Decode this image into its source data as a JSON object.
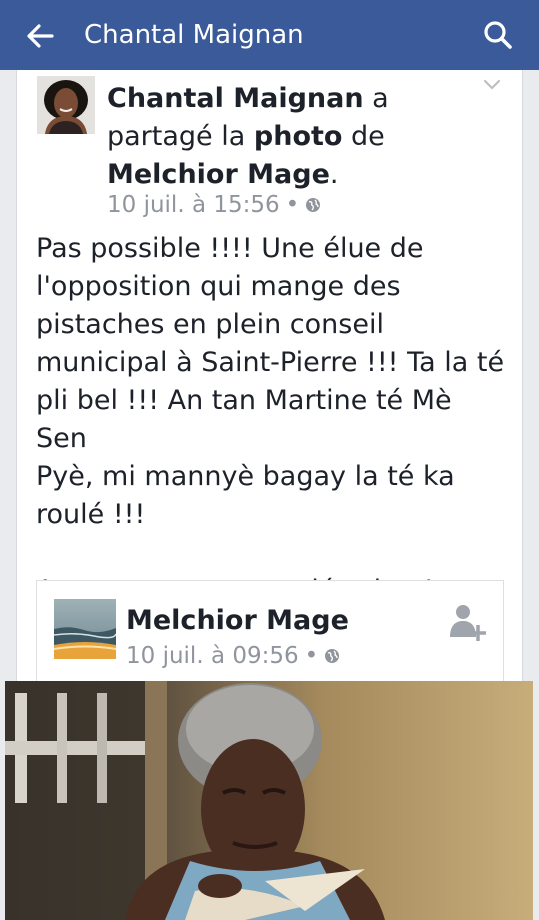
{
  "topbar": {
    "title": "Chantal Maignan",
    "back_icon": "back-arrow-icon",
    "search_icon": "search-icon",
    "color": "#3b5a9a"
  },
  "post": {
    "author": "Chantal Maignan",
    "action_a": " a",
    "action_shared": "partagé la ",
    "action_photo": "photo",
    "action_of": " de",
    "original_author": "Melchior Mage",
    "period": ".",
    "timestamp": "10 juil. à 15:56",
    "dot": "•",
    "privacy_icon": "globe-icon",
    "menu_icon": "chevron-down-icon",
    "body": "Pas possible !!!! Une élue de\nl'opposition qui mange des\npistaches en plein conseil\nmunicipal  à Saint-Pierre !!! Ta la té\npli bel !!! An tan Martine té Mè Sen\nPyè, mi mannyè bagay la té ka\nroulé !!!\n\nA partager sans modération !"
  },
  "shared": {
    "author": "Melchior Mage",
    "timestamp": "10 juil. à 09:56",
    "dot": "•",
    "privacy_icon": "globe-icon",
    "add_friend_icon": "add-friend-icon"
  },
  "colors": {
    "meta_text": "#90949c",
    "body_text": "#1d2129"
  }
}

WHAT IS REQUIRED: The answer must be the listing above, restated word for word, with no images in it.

RESPONSE:
Decode this image into its source data as a JSON object.
{
  "topbar": {
    "title": "Chantal Maignan",
    "back_icon": "back-arrow-icon",
    "search_icon": "search-icon",
    "color": "#3b5a9a"
  },
  "post": {
    "author": "Chantal Maignan",
    "action_a": " a",
    "action_shared": "partagé la ",
    "action_photo": "photo",
    "action_of": " de",
    "original_author": "Melchior Mage",
    "period": ".",
    "timestamp": "10 juil. à 15:56",
    "dot": "•",
    "privacy_icon": "globe-icon",
    "menu_icon": "chevron-down-icon",
    "body": "Pas possible !!!! Une élue de\nl'opposition qui mange des\npistaches en plein conseil\nmunicipal  à Saint-Pierre !!! Ta la té\npli bel !!! An tan Martine té Mè Sen\nPyè, mi mannyè bagay la té ka\nroulé !!!\n\nA partager sans modération !"
  },
  "shared": {
    "author": "Melchior Mage",
    "timestamp": "10 juil. à 09:56",
    "dot": "•",
    "privacy_icon": "globe-icon",
    "add_friend_icon": "add-friend-icon"
  },
  "colors": {
    "meta_text": "#90949c",
    "body_text": "#1d2129"
  }
}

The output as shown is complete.